PROBLEM TO SOLVE ::
Would you mind restating all of the records word for word, skipping the pictures?

Dataset rows for apps and sites ::
------------
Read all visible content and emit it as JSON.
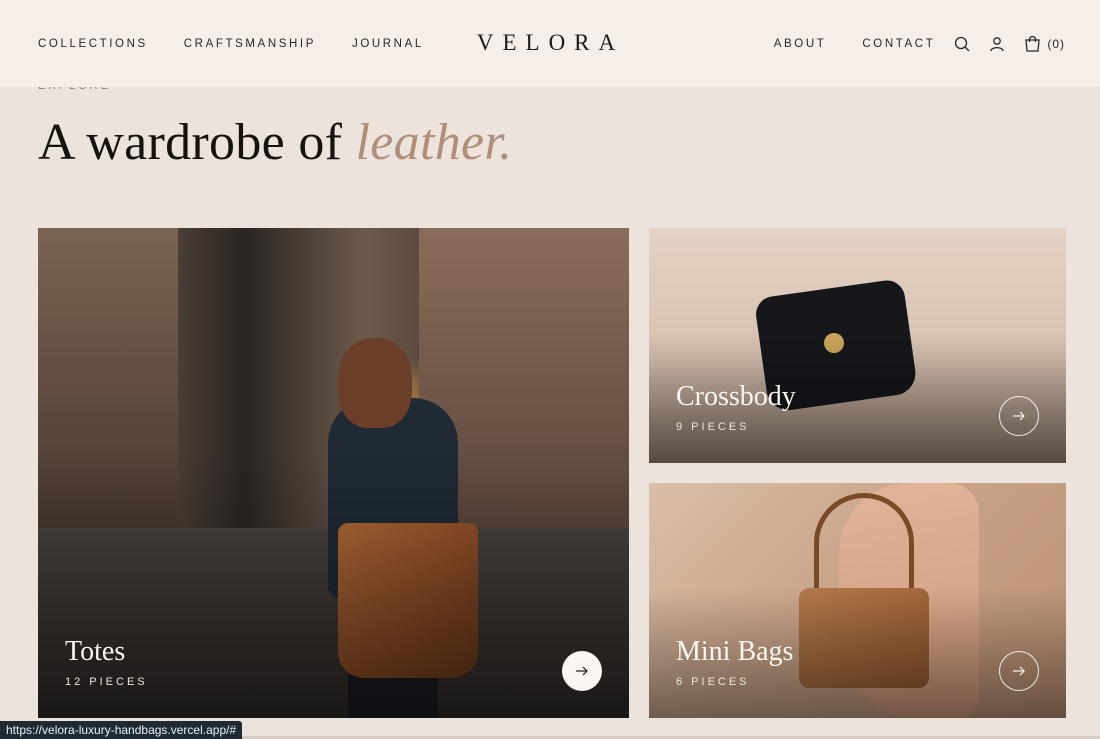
{
  "header": {
    "nav_left": [
      "COLLECTIONS",
      "CRAFTSMANSHIP",
      "JOURNAL"
    ],
    "logo": "VELORA",
    "nav_right": [
      "ABOUT",
      "CONTACT"
    ],
    "icons": [
      "search-icon",
      "account-icon",
      "cart-icon"
    ],
    "cart_count": "(0)"
  },
  "intro": {
    "eyebrow": "EXPLORE",
    "heading_plain": "A wardrobe of ",
    "heading_accent": "leather."
  },
  "cards": [
    {
      "title": "Totes",
      "count": "12 PIECES"
    },
    {
      "title": "Crossbody",
      "count": "9 PIECES"
    },
    {
      "title": "Mini Bags",
      "count": "6 PIECES"
    }
  ],
  "status_bar": {
    "url": "https://velora-luxury-handbags.vercel.app/#"
  },
  "colors": {
    "accent": "#b08e78",
    "background": "#ede3dd",
    "header": "#f6eee9"
  }
}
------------
REPLY ::
Read all visible content and emit it as JSON.
{
  "header": {
    "nav_left": [
      "COLLECTIONS",
      "CRAFTSMANSHIP",
      "JOURNAL"
    ],
    "logo": "VELORA",
    "nav_right": [
      "ABOUT",
      "CONTACT"
    ],
    "icons": [
      "search-icon",
      "account-icon",
      "cart-icon"
    ],
    "cart_count": "(0)"
  },
  "intro": {
    "eyebrow": "EXPLORE",
    "heading_plain": "A wardrobe of ",
    "heading_accent": "leather."
  },
  "cards": [
    {
      "title": "Totes",
      "count": "12 PIECES"
    },
    {
      "title": "Crossbody",
      "count": "9 PIECES"
    },
    {
      "title": "Mini Bags",
      "count": "6 PIECES"
    }
  ],
  "status_bar": {
    "url": "https://velora-luxury-handbags.vercel.app/#"
  },
  "colors": {
    "accent": "#b08e78",
    "background": "#ede3dd",
    "header": "#f6eee9"
  }
}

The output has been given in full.